The American White Pelican (Pelecanus erythrorhynchos) is a very large (50"–70") white bird with black wing tips and a long, wide orange bill. It has a wing span of up to 110 inches and typically weigh about 7 kg (15.5 lb). It's binomial name combines Pelecanus, the Latin for pelican, with erythrorhynchos, derived from the Greek words erythros meaning red, and rhynchos meaning beak.
Unlike the Brown Pelican
, the American White Pelican does not dive for its food. Instead it feeds while swimming. Each bird eats more than 4 pounds of fish a day, mostly carp
, yellow perch
, and jackfish
White Pelicans nest in colonies of several hundred pairs on islands in remote brackish and freshwater lakes of inland North America
. The most northerly nesting colony can be found on islands in the rapids of the Slave River
between Fort Fitzgerald, Alberta
and Fort Smith, Northwest Territories
. About 10-20% of the population uses Gunnison Island
in the Great Basin
's Great Salt Lake
as a nesting ground. The female lays 2 or 3 eggs in a shallow depression on the ground. Both parents incubate
They winter in central California and along the Pacific coast of Guatemala; also along the shores of the Gulf of Mexico, its bays and estuaries and along the Mississippi river at least as far north as St. Louis.
This species is protected by the Migratory Bird Treaty Act of 1918
. It has the California Department of Fish and Game
protective status California Species of Special Concern
Habitat loss is the largest known cause of nesting failure, with flooding and drought being recurrent problems. Predation by coyotes, ravens and gulls is common.

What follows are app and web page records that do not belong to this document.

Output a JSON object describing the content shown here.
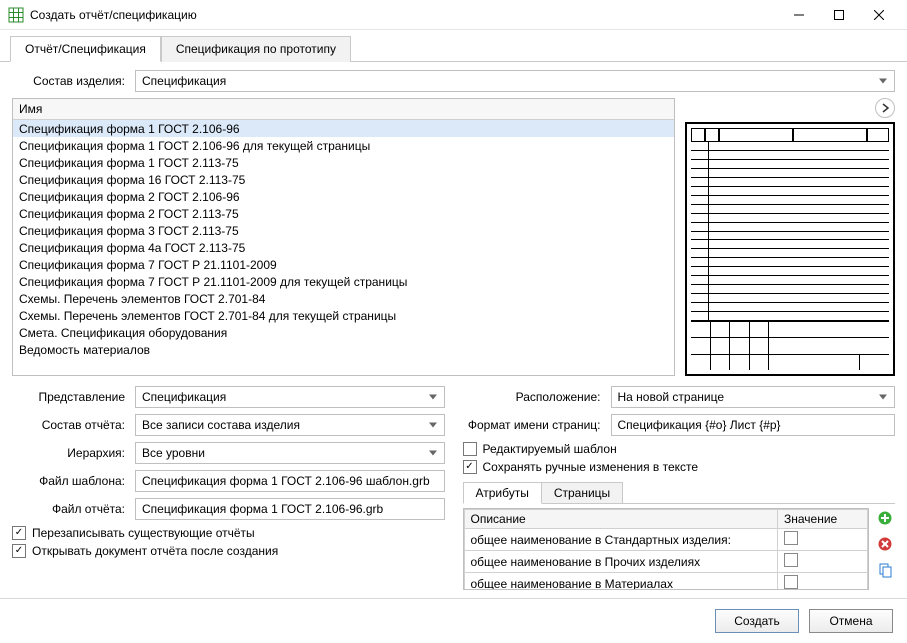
{
  "window": {
    "title": "Создать отчёт/спецификацию"
  },
  "tabs": {
    "report": "Отчёт/Спецификация",
    "prototype": "Спецификация по прототипу"
  },
  "product_structure": {
    "label": "Состав изделия:",
    "value": "Спецификация"
  },
  "list": {
    "header": "Имя",
    "items": [
      "Спецификация форма 1 ГОСТ 2.106-96",
      "Спецификация форма 1 ГОСТ 2.106-96 для текущей страницы",
      "Спецификация форма 1 ГОСТ 2.113-75",
      "Спецификация форма 16 ГОСТ 2.113-75",
      "Спецификация форма 2 ГОСТ 2.106-96",
      "Спецификация форма 2 ГОСТ 2.113-75",
      "Спецификация форма 3 ГОСТ 2.113-75",
      "Спецификация форма 4а ГОСТ 2.113-75",
      "Спецификация форма 7 ГОСТ  Р 21.1101-2009",
      "Спецификация форма 7 ГОСТ  Р 21.1101-2009 для текущей страницы",
      "Схемы. Перечень элементов ГОСТ 2.701-84",
      "Схемы. Перечень элементов ГОСТ 2.701-84 для текущей страницы",
      "Смета. Спецификация оборудования",
      "Ведомость материалов"
    ],
    "selected_index": 0
  },
  "left_form": {
    "view_label": "Представление",
    "view_value": "Спецификация",
    "composition_label": "Состав отчёта:",
    "composition_value": "Все записи состава изделия",
    "hierarchy_label": "Иерархия:",
    "hierarchy_value": "Все уровни",
    "template_label": "Файл шаблона:",
    "template_value": "Спецификация форма 1 ГОСТ 2.106-96 шаблон.grb",
    "report_file_label": "Файл отчёта:",
    "report_file_value": "Спецификация форма 1 ГОСТ 2.106-96.grb",
    "overwrite": "Перезаписывать существующие отчёты",
    "open_after": "Открывать документ отчёта после создания"
  },
  "right_form": {
    "placement_label": "Расположение:",
    "placement_value": "На новой странице",
    "page_name_label": "Формат имени страниц:",
    "page_name_value": "Спецификация {#o} Лист {#p}",
    "editable_template": "Редактируемый шаблон",
    "keep_manual": "Сохранять ручные изменения в тексте",
    "subtab_attributes": "Атрибуты",
    "subtab_pages": "Страницы",
    "attr": {
      "col_desc": "Описание",
      "col_val": "Значение",
      "rows": [
        "общее наименование в Стандартных изделия:",
        "общее наименование в Прочих изделиях",
        "общее наименование в Материалах"
      ]
    }
  },
  "buttons": {
    "create": "Создать",
    "cancel": "Отмена"
  }
}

Human-related losses include entanglement in fishing gear, boating disturbance and poaching as well as additional habitat degradation.

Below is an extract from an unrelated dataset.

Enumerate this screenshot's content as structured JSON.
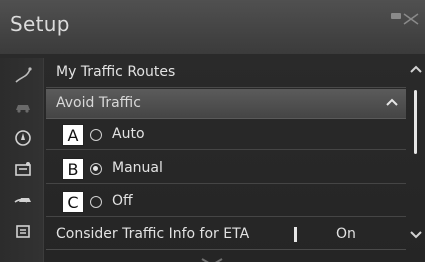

- Database entry includes justification for why this species is of least concern